Biennale Opening / Februar 17, 2020
Vision may be a good sense, if you like to get an overview. Vision orients us spatially. It helps us find our way, if we are not visually impaired. It provides for schemes and outlines, abstracted forms. If you get lost in visual meditation, it provides for fluid detail. But sometimes vision is all overwhelmed by what is happening. Your eyes disturbed by too much to take in. Too much, and not just visually.
We need to look at dance, we cannot speak about it, says John Neumeier, director of Hamburg Ballet and its ballet school, at the opening ceremony. Carsten Brosda, the cultural minister of Hamburg, on the other hand, is fascinated by dance notation. If we contemplated the abstract symbols, the indexes that signified what will be expressed, just like we looked at the writing of a foreign language, what would we understand?
The opening ceremony of the 7th Biennale Tanzausbildung, resounds with glorious claims and projections that dance is often charged with. A universal language, a place in which difference is experienced and valued, a practice ground for widening perspectives, an arena in which to unfold the politicality of the body. Nine national schools, nine international schools – more than 150 dancers from all over the world, plus dance educators, educational institutions, and further artists and dancers. The Biennale is meant to be a place for exchange. A place for negotiation beyond technique, styles, beyond national borders.
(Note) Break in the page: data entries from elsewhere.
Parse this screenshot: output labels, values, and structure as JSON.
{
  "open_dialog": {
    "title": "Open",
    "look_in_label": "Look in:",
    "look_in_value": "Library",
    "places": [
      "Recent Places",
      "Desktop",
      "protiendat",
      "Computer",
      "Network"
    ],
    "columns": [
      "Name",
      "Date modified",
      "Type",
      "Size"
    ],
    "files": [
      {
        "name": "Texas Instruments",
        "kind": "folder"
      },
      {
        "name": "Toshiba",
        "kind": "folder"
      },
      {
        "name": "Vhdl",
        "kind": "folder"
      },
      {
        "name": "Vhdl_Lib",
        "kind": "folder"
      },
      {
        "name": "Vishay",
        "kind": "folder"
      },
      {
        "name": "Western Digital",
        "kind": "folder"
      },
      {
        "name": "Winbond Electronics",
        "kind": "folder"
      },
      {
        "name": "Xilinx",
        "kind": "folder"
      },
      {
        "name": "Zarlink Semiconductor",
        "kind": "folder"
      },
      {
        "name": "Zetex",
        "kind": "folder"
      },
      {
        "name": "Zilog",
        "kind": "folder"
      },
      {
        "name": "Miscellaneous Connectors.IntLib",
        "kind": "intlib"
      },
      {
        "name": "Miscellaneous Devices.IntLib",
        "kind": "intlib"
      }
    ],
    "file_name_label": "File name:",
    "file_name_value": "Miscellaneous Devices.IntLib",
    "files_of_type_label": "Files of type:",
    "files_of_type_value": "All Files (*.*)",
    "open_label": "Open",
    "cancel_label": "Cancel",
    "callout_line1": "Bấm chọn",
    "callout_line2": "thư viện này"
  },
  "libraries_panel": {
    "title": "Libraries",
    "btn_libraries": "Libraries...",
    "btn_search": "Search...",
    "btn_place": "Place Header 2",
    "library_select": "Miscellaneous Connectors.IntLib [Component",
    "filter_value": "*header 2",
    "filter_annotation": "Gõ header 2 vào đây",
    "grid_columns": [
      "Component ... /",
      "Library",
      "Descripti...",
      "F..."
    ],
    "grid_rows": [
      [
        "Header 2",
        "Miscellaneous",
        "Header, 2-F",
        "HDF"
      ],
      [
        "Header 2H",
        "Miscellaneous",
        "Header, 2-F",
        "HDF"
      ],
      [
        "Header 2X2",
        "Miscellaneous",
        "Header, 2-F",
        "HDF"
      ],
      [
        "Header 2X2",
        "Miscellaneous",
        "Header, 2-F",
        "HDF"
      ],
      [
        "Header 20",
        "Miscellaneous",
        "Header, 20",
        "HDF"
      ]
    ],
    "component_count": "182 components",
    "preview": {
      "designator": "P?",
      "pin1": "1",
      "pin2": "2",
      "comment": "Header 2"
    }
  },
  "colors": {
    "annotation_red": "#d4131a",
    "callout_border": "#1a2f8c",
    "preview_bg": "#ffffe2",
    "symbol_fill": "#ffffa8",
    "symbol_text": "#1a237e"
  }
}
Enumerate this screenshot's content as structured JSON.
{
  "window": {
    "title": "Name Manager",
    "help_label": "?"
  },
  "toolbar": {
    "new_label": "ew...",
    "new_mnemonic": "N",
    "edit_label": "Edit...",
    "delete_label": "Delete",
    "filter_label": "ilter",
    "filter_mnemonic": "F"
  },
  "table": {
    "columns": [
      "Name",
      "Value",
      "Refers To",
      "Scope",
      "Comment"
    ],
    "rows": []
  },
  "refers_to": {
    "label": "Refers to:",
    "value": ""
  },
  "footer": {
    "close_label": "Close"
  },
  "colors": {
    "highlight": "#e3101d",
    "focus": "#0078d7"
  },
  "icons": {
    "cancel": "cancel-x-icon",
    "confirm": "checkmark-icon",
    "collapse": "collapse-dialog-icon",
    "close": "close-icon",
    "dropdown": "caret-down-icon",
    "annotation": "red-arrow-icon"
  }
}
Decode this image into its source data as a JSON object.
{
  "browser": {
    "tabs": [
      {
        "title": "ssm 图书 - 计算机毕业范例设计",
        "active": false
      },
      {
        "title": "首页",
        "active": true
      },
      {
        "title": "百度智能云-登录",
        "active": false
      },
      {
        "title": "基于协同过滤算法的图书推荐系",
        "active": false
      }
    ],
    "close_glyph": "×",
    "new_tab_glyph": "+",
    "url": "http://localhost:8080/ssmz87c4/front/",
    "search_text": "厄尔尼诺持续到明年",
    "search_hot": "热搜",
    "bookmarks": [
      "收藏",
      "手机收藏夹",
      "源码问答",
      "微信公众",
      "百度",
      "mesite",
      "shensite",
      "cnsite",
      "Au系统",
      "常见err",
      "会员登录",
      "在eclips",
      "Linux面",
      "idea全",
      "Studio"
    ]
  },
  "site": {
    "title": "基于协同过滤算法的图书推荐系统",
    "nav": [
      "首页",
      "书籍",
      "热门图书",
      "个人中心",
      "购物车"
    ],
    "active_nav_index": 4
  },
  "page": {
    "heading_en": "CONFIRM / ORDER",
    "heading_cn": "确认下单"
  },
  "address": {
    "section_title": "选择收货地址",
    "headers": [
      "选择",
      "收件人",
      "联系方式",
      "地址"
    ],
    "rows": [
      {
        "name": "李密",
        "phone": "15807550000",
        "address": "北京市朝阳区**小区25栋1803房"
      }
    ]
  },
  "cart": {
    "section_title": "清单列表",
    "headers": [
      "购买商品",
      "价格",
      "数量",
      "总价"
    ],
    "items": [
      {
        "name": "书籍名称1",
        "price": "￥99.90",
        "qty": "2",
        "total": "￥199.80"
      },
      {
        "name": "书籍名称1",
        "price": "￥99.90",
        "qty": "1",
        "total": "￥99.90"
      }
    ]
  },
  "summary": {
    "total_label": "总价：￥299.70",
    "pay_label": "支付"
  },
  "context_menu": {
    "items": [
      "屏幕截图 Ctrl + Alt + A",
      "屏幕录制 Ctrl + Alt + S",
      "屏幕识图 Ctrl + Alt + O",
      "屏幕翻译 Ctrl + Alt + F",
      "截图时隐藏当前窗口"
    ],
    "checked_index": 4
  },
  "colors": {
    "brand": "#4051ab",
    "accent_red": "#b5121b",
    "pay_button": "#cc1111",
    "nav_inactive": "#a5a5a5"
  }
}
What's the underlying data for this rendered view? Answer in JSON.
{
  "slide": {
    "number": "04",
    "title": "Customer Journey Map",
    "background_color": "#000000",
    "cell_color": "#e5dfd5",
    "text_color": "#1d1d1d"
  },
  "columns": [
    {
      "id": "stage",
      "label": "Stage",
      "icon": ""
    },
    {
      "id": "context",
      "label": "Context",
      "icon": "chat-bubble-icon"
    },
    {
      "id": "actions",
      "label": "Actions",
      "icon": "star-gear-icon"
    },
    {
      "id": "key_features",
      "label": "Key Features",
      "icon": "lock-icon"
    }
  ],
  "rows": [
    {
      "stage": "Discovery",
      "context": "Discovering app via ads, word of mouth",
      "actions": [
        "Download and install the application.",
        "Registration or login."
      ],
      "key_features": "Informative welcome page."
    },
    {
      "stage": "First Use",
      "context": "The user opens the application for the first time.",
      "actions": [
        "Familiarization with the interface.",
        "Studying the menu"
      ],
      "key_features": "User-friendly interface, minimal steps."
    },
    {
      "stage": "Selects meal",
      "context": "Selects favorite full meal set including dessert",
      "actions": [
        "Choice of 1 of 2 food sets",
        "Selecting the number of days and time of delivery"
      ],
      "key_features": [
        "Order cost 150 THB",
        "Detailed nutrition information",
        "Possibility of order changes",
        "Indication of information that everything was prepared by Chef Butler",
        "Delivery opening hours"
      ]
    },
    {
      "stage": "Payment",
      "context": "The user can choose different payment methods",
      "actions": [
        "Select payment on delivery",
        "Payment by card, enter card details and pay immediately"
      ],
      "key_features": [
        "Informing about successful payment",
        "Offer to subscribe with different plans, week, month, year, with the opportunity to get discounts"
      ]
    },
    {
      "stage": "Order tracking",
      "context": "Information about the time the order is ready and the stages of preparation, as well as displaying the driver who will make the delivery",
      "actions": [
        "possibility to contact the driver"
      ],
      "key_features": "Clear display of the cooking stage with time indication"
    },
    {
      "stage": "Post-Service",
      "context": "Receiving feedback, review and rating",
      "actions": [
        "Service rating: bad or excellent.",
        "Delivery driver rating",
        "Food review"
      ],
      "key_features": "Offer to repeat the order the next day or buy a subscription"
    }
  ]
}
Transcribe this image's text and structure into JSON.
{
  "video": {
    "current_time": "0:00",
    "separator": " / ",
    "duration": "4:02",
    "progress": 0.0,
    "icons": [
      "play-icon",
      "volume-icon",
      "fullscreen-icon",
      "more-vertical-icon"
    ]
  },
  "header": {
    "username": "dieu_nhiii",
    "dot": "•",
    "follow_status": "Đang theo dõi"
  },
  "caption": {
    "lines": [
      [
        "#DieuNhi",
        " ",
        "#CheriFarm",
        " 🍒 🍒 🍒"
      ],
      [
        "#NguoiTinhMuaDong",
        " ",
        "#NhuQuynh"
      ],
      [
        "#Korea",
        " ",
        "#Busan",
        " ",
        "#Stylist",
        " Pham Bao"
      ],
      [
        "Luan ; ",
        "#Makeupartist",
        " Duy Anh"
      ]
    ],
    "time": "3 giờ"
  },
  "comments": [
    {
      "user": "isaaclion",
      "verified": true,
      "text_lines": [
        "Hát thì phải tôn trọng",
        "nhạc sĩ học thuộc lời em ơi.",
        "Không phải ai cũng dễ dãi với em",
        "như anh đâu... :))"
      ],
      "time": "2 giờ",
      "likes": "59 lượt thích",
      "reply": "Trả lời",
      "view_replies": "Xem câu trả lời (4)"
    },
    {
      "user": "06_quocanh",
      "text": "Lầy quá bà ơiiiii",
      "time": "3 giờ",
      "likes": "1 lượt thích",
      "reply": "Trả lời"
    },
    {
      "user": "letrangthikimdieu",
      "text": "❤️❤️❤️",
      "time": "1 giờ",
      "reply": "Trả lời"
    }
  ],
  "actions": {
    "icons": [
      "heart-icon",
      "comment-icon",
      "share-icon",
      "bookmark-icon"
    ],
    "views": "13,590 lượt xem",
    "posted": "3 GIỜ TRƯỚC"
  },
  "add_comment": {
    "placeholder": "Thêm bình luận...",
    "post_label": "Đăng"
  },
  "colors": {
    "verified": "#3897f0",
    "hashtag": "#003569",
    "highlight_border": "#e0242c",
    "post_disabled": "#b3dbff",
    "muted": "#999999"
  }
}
Dance is international, it has always been.
In many ways, I think, it is good that the abstract claims about what a festival like this can do, what dance can do – in terms of creating conditions for relating to otherness, to things and people and styles and political contexts that we don’t know – are put into question immediately:
The festival starts with a first presentation of students work from different schools. After the presentation of students from HZT Berlin, a performance of students from Abidjan, Ivory Coast is supposed to happen. But it cannot. Four out of five students from ‘GLS – La Fabrique Culturelle’ from Abidjan, that were supposed to participate in the Biennale, had their visa application declined. They cannot, therefore, take part in this gathering, they cannot perform at Kampnagel.
As they are excluded from the event, the director of their school, Frank Edmond Yao, and one of his students, Djédjé Éric Gbadie (who was allowed to enter the EU because of a previous professional engagement in Germany), after performing a short dance, read a letter from the students. In the letter, the students express their anger about the rejection of their visas, their unfulfilled hopes for exchange and commonality, and their sadness about not being able to learn from their fellow dance students. We are forced to admit: The internationality that the Biennale celebrates, it does not include – as the students themselves precisely analyze in their letter – these students form Abidjan, neither their friends, their families, their neighbors.
The moment on stage, the fact that the voice of the director and his student crumble, that they are impersonating an absence, one that is not really visible, it leaves our eyes empty. Rather, it leaves us with a set of questions that will not be answered here and now. There is no beyond the bubble. Inside/out. If there was a we that functioned as a host, that performed the fragile act of hospitality, to dancers from other places, how was that we challenged by its own powerlessness to welcome them?
After the reading of the letter, the floor could not be more slippery. The fragility of involuntarily having to answer to this letter turns Beethoven Dances, the performance of the Ballet School of Hamburg Ballet John Neumeier, into some kind of requiem. The politics of sorting bodies, along the lines of how they look, and, concurrently, along the lines of how and where they are allowed to move, weighs heavily – so heavily that it seems as if the floor itself was but a friendly companion, providing too little resistance for ballet slippers, making us stumble, much as the students from Berlin stumbled when receiving their applause.
Dance is not a universal language. You need to learn how to read and how to speak it. It’s full of complex cultural and historical codes. Furthermore, who is allowed to speak, here and now, is never without violence. In the end, I stay with Kerstin Evert, director of K3, and her statement: Nothing is comparable to anything else, in this context – the Biennale. Let things be next to one another, may they infect each-other. That would be enough. What we’d see and feel and were able to say about being alongside one another – we will need to find out. We can’t foresee that.
(18 Feb 2020, 11:24)